Thane Rosenbaum closes the volume with an urgent polemic about the danger that “woke” beliefs pose not just to liberal American culture in general but, more specifically, to the Jewish place in that culture. The Jewish contribution to what we think of as “American culture” — from denim jeans by Levi Strauss to songs such as “White Christmas” by Irving Berlin — is undeniable and immense. Yet it is under threat by a new ethic of outrage and censoriousness and a commitment to equity over excellence or merit that undermines the creativity, individualism, and commitment to excellence that make great cultures thrive. Rosenbaum urges Jewish culture-makers to reject this framework and devote their considerable talents and resources to Jewish arts, culture, and humanities, “refocusing our energies on existing Jewish institutions and joining together with other true liberals to create new ones.”

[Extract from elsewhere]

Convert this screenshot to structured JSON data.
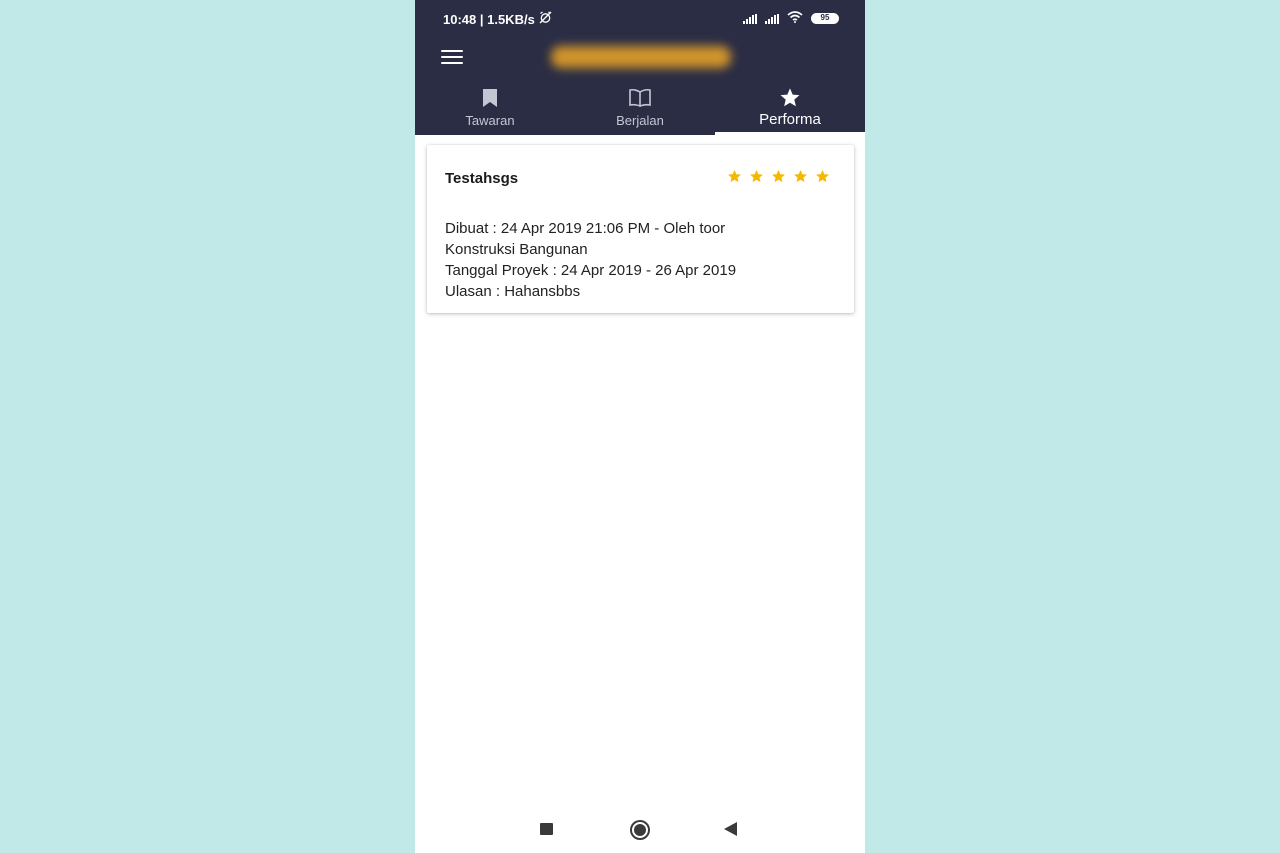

For many Jewish communal leaders, the most dispiriting of the many public declarations about the hostilities between Israel and Hamas raging as the authors of this issue completed their essays was the letter signed by more than 100 American Jewish rabbinical students expressing sympathy for the Palestinians while ignoring entirely the suffering of those living in Israel (Jewish or otherwise). Among the many things the students expressed anguish and shock over was that “our Israel has the military and controls the borders . . . that . . . Israel’s choices come from a place of power.”

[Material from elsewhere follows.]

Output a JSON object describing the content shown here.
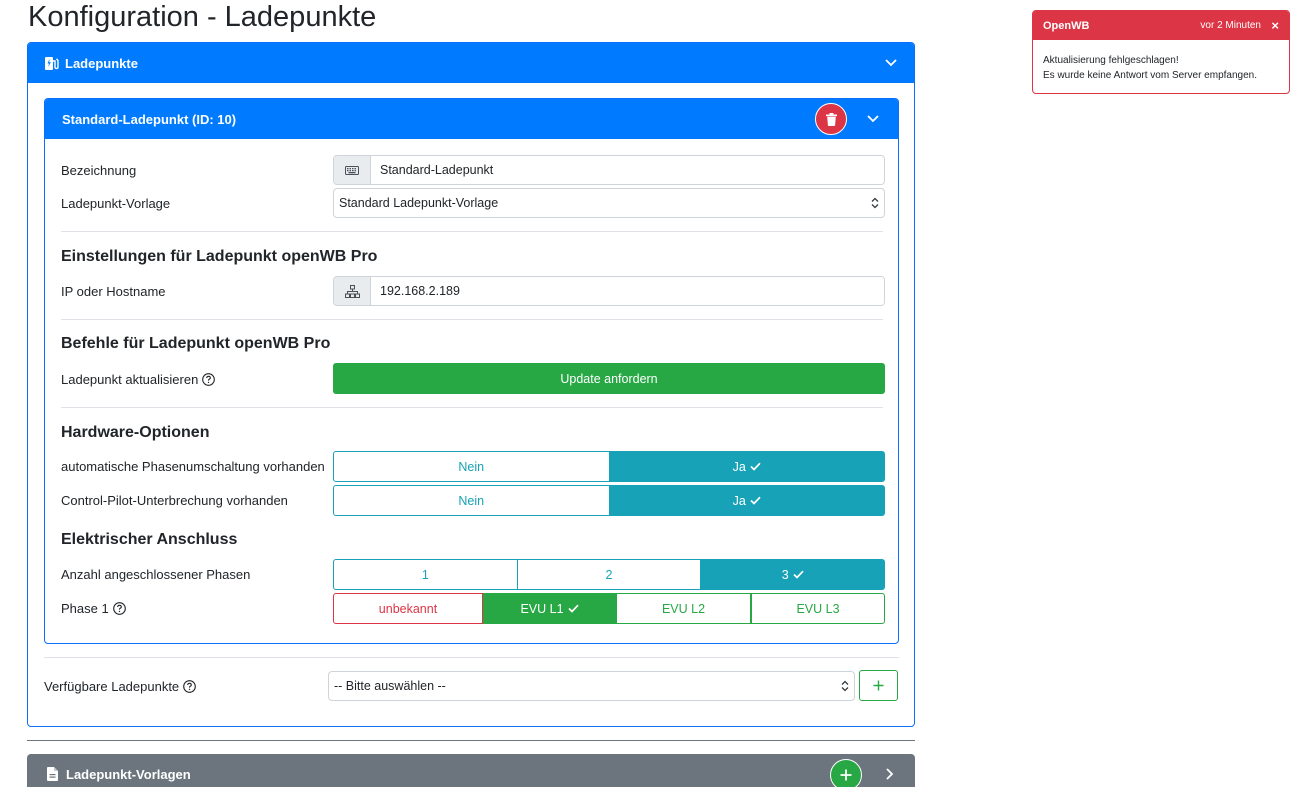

Reckoning maturely with the realities of Jewish power means acknowledging its necessity, in Israel and for Jews around the world. Since 1948, the existence of a sovereign Jewish state has backstopped Jewish life in a highly changeable Diaspora as much as it has protected the lives of Israelis. Jews are responsible for one another, even if we are also responsible for others. Leading the Jewish people requires loving the Jewish people in all of its diversity — ahavat Israel — and accepting, as our tradition does, our frailties along with our strengths. It means striving to live up to Judaism’s highest aspirations, while tempering idealism with reality.